Kevin O'Toole/LONDON

EUROPE'S AIRLINE industry has turned in its first profit since 1989, but any celebrations over the news were quickly tempered by stark warnings over the congestion and pending European legislation which the carriers believe could damage progress.

The Association of European Airlines (AEA) reports that its 25 members made an operating profit of just over $1 billion during 1995, reversing the losses of the previous five years when the industry had built up a deficit of $7.5 billion.

Behind the improvement lies a 7.8% growth in overall passenger traffic, including domestic services, which allied with restrained capacity growth meant that load factors have risen to a new height of 69.8%.

The AEA highlights the fact that there was a growth of more than 8% in traffic for its members across the North Atlantic, compared with a drop for US competitors. That left US airlines with a slightly decreased 43% market share. Passenger numbers grew at marginally slower rates within Europe, partly because of the effect of competition with the Channel Tunnel.

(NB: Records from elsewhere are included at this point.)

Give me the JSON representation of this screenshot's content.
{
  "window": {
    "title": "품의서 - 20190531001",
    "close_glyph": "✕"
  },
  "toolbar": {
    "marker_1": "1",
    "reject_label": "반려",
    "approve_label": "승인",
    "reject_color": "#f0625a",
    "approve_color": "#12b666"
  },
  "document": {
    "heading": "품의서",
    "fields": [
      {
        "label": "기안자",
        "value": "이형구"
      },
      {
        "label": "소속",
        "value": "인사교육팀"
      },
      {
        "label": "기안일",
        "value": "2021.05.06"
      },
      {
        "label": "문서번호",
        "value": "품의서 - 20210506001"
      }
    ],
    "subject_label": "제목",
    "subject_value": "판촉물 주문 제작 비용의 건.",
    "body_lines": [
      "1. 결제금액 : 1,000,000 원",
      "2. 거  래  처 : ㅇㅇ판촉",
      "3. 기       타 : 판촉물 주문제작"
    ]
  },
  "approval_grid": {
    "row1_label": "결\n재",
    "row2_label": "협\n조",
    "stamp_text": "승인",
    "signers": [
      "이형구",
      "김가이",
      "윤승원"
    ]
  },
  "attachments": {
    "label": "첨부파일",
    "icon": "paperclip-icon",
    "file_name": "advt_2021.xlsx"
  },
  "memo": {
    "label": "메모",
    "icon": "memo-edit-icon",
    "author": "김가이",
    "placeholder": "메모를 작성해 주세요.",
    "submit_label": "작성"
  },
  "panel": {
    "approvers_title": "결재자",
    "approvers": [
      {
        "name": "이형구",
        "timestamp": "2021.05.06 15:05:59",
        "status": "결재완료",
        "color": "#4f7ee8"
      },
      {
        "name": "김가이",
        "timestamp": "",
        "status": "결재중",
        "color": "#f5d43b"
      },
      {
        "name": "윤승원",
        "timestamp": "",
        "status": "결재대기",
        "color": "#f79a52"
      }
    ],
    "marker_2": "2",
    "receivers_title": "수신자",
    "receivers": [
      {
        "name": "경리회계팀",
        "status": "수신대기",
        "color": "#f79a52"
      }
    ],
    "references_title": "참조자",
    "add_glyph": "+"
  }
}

Growth appears to be continuing into 1996, with international passenger traffic rising by 10.2% in the first quarter and load factors jumping more than three percentage points to 67%. AEA secretary-general Karl-Heinz Neumeister warns that there is a limit to the gains to be made from rising load factors and trimming costs. "Our modest profit has to be viewed in the light of very full aeroplanes and successful cost control, but spare capacity and savable costs are non-renewable resources in the fight for recovery," he says.

Neumeister goes on to lay the ground for a fresh attack on lack of progress over Europe's long-running problems with air-traffic-control inefficiencies and airport congestion. He also makes clear that the national flag carriers are preparing to fight their corner against any moves by the European Commission to change slot-allocation rules in favour of new low-cost start-ups at the expense of traditional grandfather rights. Directives over ground handling and discussion over new pilot flight time limits are also attacked.

Source: Flight International